(Distressed Loan Advisors offers expert advice about SBA loan modifications and the Offer In Compromise process, and can be reached at JasonTees.com)
If business has been tough lately, (and let’s face it, if you were open in 2009, this applies to you) and you need some help, SBA lenders generally offer two varieties of help: deferments and modifications.
Deferment: A loan deferment is typically more short term in nature than a modification. Generally lasting for up to 12 months, a deferment can be viewed as a short term “band-aid” that allows a borrower to abstain from making full contractual payments. Some lenders will allow full payment deferment (i.e. $0 payment), an interest only deferment, or some other reduced amount. After the deferment period expires, you will be expected to resume regular contractual payments. The deferment is a “first line of defense” when it comes to SBA Loan Workouts, so unless your lender thinks that your problems are long term in nature, that’s often the first form of relief you’ll be offered.
Modification: If a deferment is a “band-aid”, then a modification can be considered to be “surgery”. The goal of a modification is to permanently change your loan terms in order to permanently reduce your monthly payment. There are a few basic elements of a loan that could possible be changed:
- The Rate – While not impossible, a rate change is unlikely. The main reason is that many SBA loans are sold to investors. Since the investor agreed to buy the loan at a certain rate, an investor will rarely agree to a rate reduction. Additionally, if a lender were to use risk-based pricing, lowering the rate on a defaulted loan would be out of the question.
- The Term – Out of these 3, a lender is most likely to look at extending the term of your loan, thereby reducing the payment. For example, if you have a 10 year loan, they might look at extending it to 15 or 20 years.
- The Principal Balance – Writing off principal is not an option if you want to keep your business open.
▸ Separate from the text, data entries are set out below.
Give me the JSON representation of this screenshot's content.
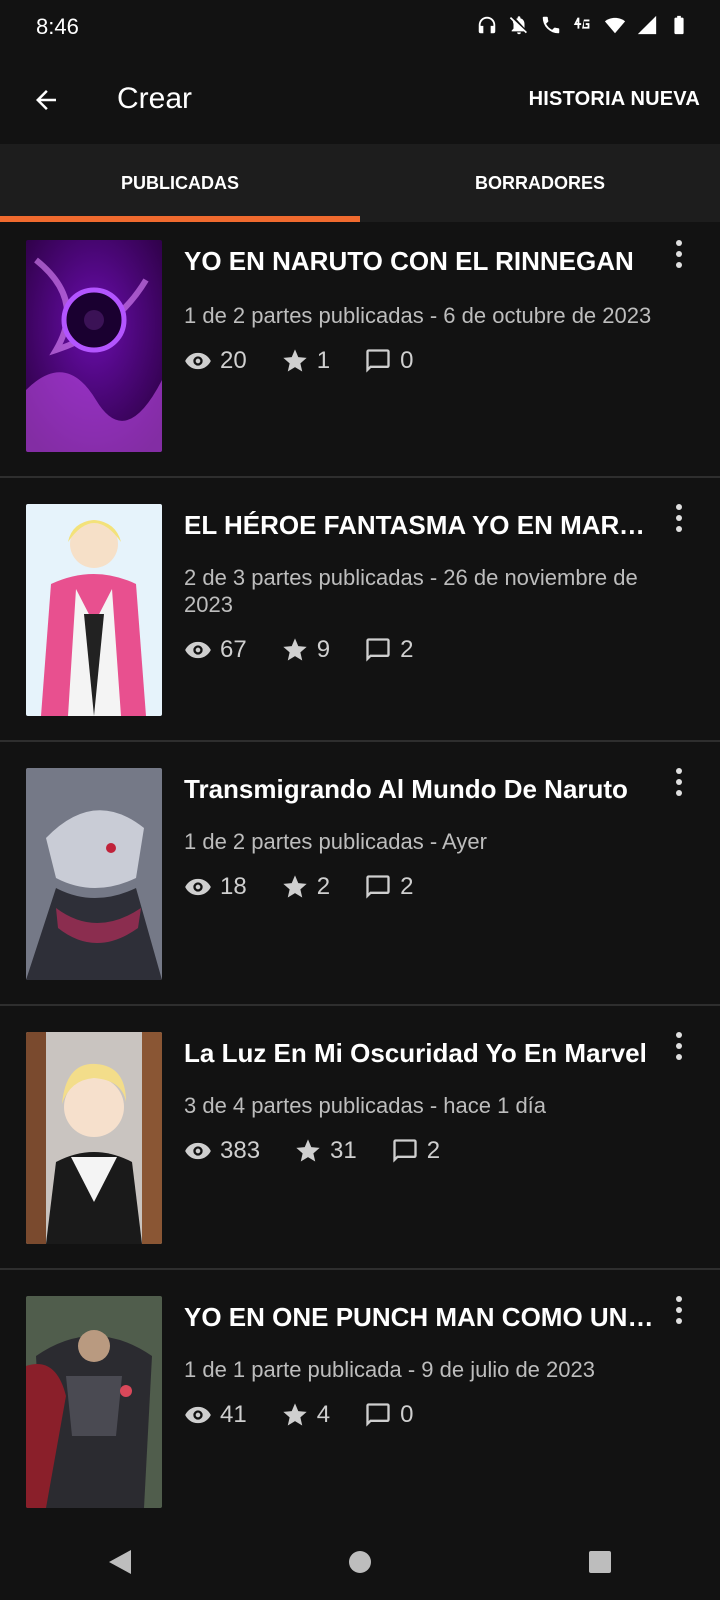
{
  "status_bar": {
    "time": "8:46",
    "icons": [
      "headphones-icon",
      "bell-off-icon",
      "wifi-call-icon",
      "4g-icon",
      "wifi-icon",
      "signal-icon",
      "battery-icon"
    ]
  },
  "appbar": {
    "title": "Crear",
    "action_label": "HISTORIA NUEVA"
  },
  "tabs": [
    {
      "label": "PUBLICADAS",
      "active": true
    },
    {
      "label": "BORRADORES",
      "active": false
    }
  ],
  "accent_color": "#f06a2e",
  "stories": [
    {
      "title": "YO EN NARUTO CON EL RINNEGAN",
      "meta": "1 de 2 partes publicadas - 6 de octubre de 2023",
      "views": "20",
      "votes": "1",
      "comments": "0"
    },
    {
      "title": "EL HÉROE FANTASMA YO EN MARVEL",
      "meta": "2 de 3 partes publicadas - 26 de noviembre de 2023",
      "views": "67",
      "votes": "9",
      "comments": "2"
    },
    {
      "title": "Transmigrando Al Mundo De Naruto",
      "meta": "1 de 2 partes publicadas - Ayer",
      "views": "18",
      "votes": "2",
      "comments": "2"
    },
    {
      "title": "La Luz En Mi Oscuridad Yo En Marvel",
      "meta": "3 de 4 partes publicadas - hace 1 día",
      "views": "383",
      "votes": "31",
      "comments": "2"
    },
    {
      "title": "YO  EN ONE PUNCH MAN COMO UN HÉROE",
      "meta": "1 de 1 parte publicada - 9 de julio de 2023",
      "views": "41",
      "votes": "4",
      "comments": "0"
    }
  ]
}
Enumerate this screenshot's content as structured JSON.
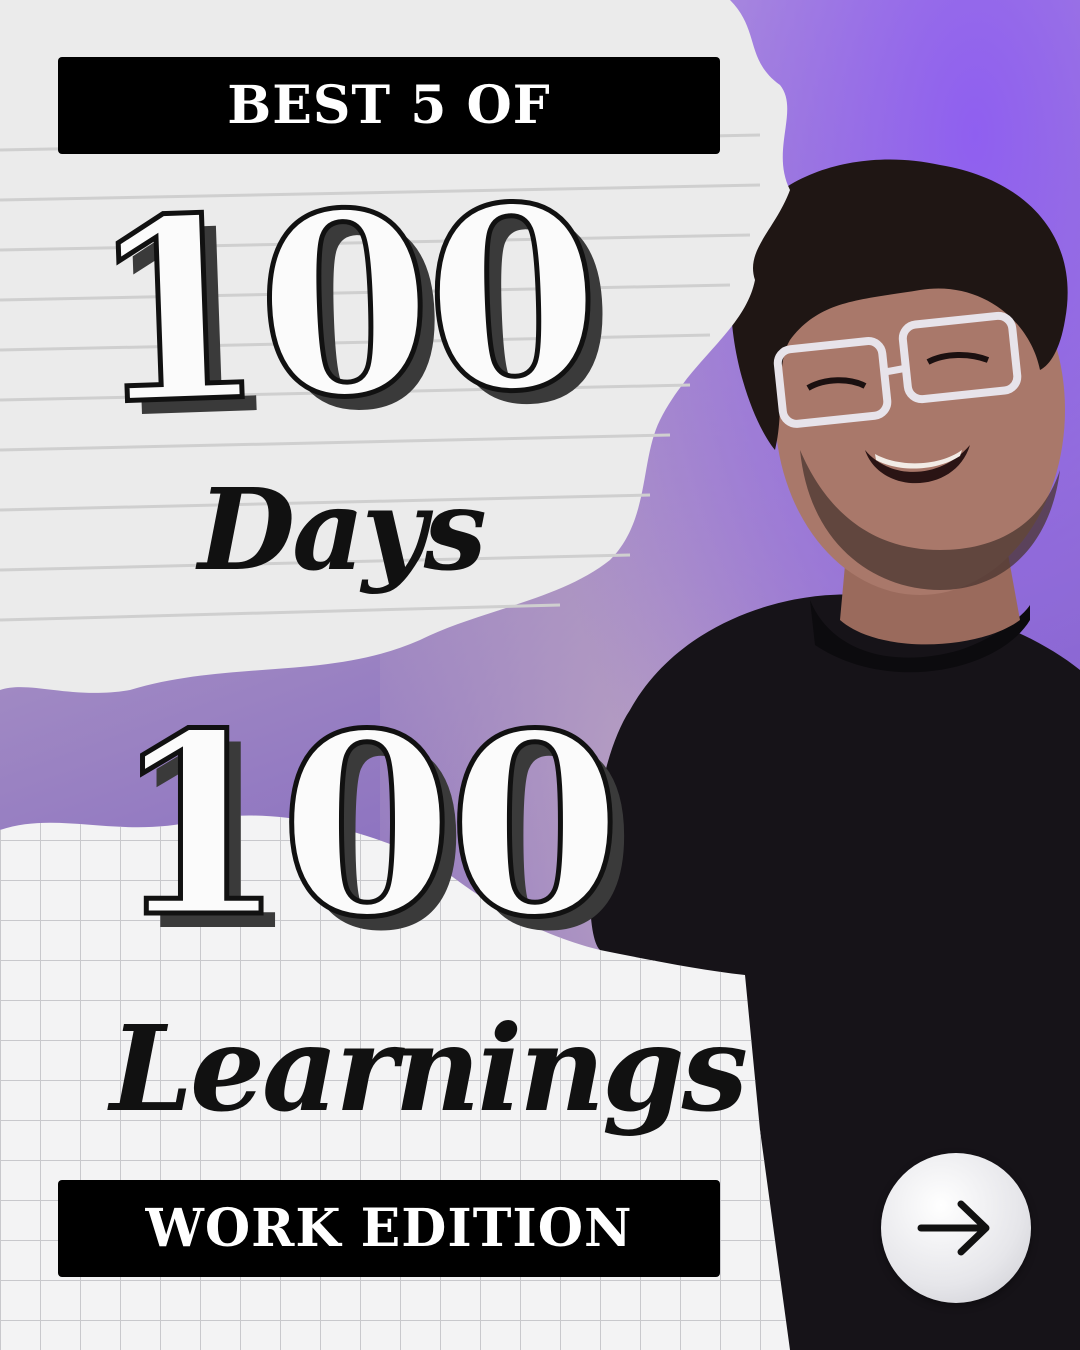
{
  "header_label": "BEST 5 OF",
  "first_number": "100",
  "first_word": "Days",
  "second_number": "100",
  "second_word": "Learnings",
  "footer_label": "WORK EDITION",
  "next_button_icon": "arrow-right-icon",
  "colors": {
    "background_purple": "#8a6fc0",
    "label_black": "#000000",
    "label_text": "#ffffff"
  }
}
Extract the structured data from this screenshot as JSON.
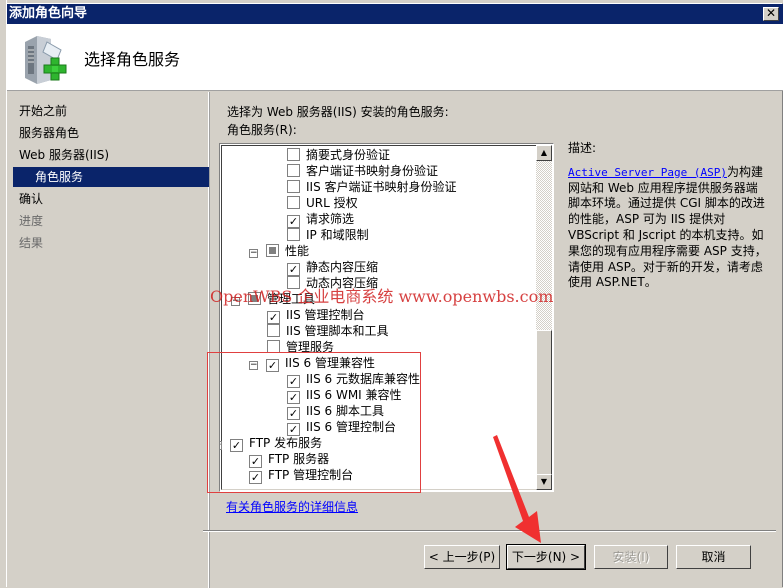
{
  "window": {
    "title": "添加角色向导",
    "close_icon": "close-icon"
  },
  "header": {
    "title": "选择角色服务",
    "icon": "server-add-icon"
  },
  "sidebar": {
    "items": [
      {
        "label": "开始之前",
        "state": "normal"
      },
      {
        "label": "服务器角色",
        "state": "normal"
      },
      {
        "label": "Web 服务器(IIS)",
        "state": "normal"
      },
      {
        "label": "角色服务",
        "state": "selected"
      },
      {
        "label": "确认",
        "state": "normal"
      },
      {
        "label": "进度",
        "state": "disabled"
      },
      {
        "label": "结果",
        "state": "disabled"
      }
    ]
  },
  "main": {
    "instruction": "选择为 Web 服务器(IIS) 安装的角色服务:",
    "list_label": "角色服务(R):",
    "tree": [
      {
        "label": "摘要式身份验证",
        "checked": false,
        "level": 3
      },
      {
        "label": "客户端证书映射身份验证",
        "checked": false,
        "level": 3
      },
      {
        "label": "IIS 客户端证书映射身份验证",
        "checked": false,
        "level": 3
      },
      {
        "label": "URL 授权",
        "checked": false,
        "level": 3
      },
      {
        "label": "请求筛选",
        "checked": true,
        "level": 3
      },
      {
        "label": "IP 和域限制",
        "checked": false,
        "level": 3
      },
      {
        "label": "性能",
        "checked": "partial",
        "level": 2,
        "expanded": true
      },
      {
        "label": "静态内容压缩",
        "checked": true,
        "level": 3
      },
      {
        "label": "动态内容压缩",
        "checked": false,
        "level": 3
      },
      {
        "label": "管理工具",
        "checked": "partial",
        "level": 1,
        "expanded": true
      },
      {
        "label": "IIS 管理控制台",
        "checked": true,
        "level": 2
      },
      {
        "label": "IIS 管理脚本和工具",
        "checked": false,
        "level": 2
      },
      {
        "label": "管理服务",
        "checked": false,
        "level": 2
      },
      {
        "label": "IIS 6 管理兼容性",
        "checked": true,
        "level": 2,
        "expanded": true
      },
      {
        "label": "IIS 6 元数据库兼容性",
        "checked": true,
        "level": 3
      },
      {
        "label": "IIS 6 WMI 兼容性",
        "checked": true,
        "level": 3
      },
      {
        "label": "IIS 6 脚本工具",
        "checked": true,
        "level": 3
      },
      {
        "label": "IIS 6 管理控制台",
        "checked": true,
        "level": 3
      },
      {
        "label": "FTP 发布服务",
        "checked": true,
        "level": 0,
        "expanded": true
      },
      {
        "label": "FTP 服务器",
        "checked": true,
        "level": 1
      },
      {
        "label": "FTP 管理控制台",
        "checked": true,
        "level": 1
      }
    ],
    "more_info_link": "有关角色服务的详细信息"
  },
  "description": {
    "label": "描述:",
    "link": "Active Server Page (ASP)",
    "text": "为构建网站和 Web 应用程序提供服务器端脚本环境。通过提供 CGI 脚本的改进的性能，ASP 可为 IIS 提供对 VBScript 和 Jscript 的本机支持。如果您的现有应用程序需要 ASP 支持，请使用 ASP。对于新的开发，请考虑使用 ASP.NET。"
  },
  "buttons": {
    "back": "< 上一步(P)",
    "next": "下一步(N) >",
    "install": "安装(I)",
    "cancel": "取消"
  },
  "overlay": {
    "watermark": "OpenWBS 企业电商系统 www.openwbs.com",
    "annotation_color": "#e04040"
  },
  "colors": {
    "titlebar": "#0a246a",
    "selection": "#0a246a",
    "face": "#d4d0c8",
    "link": "#0000ff"
  }
}
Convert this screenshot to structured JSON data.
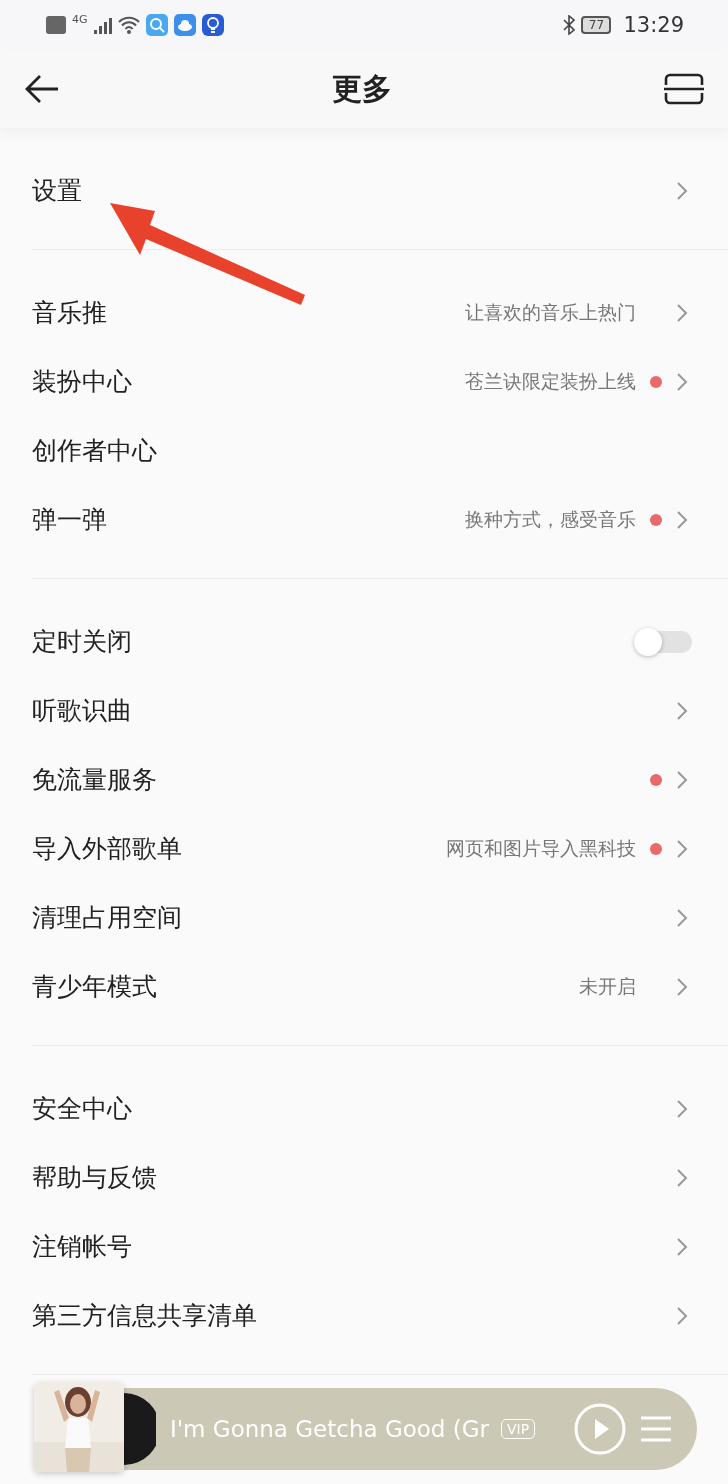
{
  "status_bar": {
    "network": "4G",
    "battery": "77",
    "time": "13:29"
  },
  "header": {
    "title": "更多"
  },
  "sections": [
    {
      "items": [
        {
          "kind": "link",
          "label": "设置",
          "badge": false
        }
      ]
    },
    {
      "items": [
        {
          "kind": "link",
          "label": "音乐推",
          "hint": "让喜欢的音乐上热门",
          "badge": false
        },
        {
          "kind": "link",
          "label": "装扮中心",
          "hint": "苍兰诀限定装扮上线",
          "badge": true
        },
        {
          "kind": "plain",
          "label": "创作者中心",
          "badge": false
        },
        {
          "kind": "link",
          "label": "弹一弹",
          "hint": "换种方式，感受音乐",
          "badge": true
        }
      ]
    },
    {
      "items": [
        {
          "kind": "toggle",
          "label": "定时关闭",
          "on": false,
          "badge": false
        },
        {
          "kind": "link",
          "label": "听歌识曲",
          "badge": false
        },
        {
          "kind": "link",
          "label": "免流量服务",
          "badge": true
        },
        {
          "kind": "link",
          "label": "导入外部歌单",
          "hint": "网页和图片导入黑科技",
          "badge": true
        },
        {
          "kind": "link",
          "label": "清理占用空间",
          "badge": false
        },
        {
          "kind": "link",
          "label": "青少年模式",
          "hint": "未开启",
          "badge": false
        }
      ]
    },
    {
      "items": [
        {
          "kind": "link",
          "label": "安全中心",
          "badge": false
        },
        {
          "kind": "link",
          "label": "帮助与反馈",
          "badge": false
        },
        {
          "kind": "link",
          "label": "注销帐号",
          "badge": false
        },
        {
          "kind": "link",
          "label": "第三方信息共享清单",
          "badge": false
        }
      ]
    }
  ],
  "player": {
    "title": "I'm Gonna Getcha Good (Gr",
    "badge": "VIP"
  },
  "annotation": {
    "kind": "arrow"
  }
}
The SBA does have a settlement process, but in order to qualify, a business must cease operations and all business assets must be liquidated (some exceptions do exist).